==== Data excerpts ====

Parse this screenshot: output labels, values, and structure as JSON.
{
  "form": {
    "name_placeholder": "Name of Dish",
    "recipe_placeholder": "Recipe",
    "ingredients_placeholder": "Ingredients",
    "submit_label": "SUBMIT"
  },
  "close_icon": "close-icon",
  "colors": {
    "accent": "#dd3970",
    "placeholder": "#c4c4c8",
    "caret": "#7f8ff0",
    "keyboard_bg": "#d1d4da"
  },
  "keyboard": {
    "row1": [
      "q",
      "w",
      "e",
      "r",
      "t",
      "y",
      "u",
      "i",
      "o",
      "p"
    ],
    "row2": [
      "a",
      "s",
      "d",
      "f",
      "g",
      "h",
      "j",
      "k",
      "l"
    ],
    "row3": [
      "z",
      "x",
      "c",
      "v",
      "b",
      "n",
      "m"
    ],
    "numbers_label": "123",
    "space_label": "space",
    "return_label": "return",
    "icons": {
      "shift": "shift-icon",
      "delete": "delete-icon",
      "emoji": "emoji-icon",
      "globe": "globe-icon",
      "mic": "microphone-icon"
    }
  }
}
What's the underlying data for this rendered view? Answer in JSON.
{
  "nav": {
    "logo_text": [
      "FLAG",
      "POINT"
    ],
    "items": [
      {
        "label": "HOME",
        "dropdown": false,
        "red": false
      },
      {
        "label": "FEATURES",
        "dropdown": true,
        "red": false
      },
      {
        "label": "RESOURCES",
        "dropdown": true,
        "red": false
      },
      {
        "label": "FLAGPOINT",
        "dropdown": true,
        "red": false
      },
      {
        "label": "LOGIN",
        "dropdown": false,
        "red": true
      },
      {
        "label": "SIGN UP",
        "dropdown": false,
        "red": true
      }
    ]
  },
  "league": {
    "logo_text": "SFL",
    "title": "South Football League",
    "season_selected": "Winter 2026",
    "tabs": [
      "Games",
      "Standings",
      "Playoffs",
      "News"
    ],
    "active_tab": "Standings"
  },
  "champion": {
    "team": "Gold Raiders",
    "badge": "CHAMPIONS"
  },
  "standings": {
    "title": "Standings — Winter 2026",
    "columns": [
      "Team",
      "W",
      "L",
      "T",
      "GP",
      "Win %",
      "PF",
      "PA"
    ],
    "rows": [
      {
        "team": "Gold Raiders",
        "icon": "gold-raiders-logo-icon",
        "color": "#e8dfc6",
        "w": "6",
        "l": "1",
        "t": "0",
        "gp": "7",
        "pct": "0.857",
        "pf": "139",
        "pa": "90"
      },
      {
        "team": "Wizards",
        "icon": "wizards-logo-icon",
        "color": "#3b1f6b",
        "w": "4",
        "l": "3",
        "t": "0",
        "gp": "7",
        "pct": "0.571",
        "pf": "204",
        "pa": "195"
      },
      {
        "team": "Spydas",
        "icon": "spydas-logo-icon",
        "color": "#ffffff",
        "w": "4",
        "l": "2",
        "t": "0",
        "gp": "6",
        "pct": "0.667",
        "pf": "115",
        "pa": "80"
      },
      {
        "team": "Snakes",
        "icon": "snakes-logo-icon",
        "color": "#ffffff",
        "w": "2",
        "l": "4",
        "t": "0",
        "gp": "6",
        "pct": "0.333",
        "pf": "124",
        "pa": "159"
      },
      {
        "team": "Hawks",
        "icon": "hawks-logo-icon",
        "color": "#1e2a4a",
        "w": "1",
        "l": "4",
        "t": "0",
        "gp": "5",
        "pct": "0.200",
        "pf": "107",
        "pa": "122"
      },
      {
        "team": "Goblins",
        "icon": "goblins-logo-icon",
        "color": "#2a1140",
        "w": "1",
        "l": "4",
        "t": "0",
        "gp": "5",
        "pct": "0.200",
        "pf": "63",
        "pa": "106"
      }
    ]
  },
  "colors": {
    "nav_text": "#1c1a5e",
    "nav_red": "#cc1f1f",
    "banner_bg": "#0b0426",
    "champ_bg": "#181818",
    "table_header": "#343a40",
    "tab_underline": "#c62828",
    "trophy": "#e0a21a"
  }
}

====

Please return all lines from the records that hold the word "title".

    "title": "South Football League",
    "title": "Standings — Winter 2026",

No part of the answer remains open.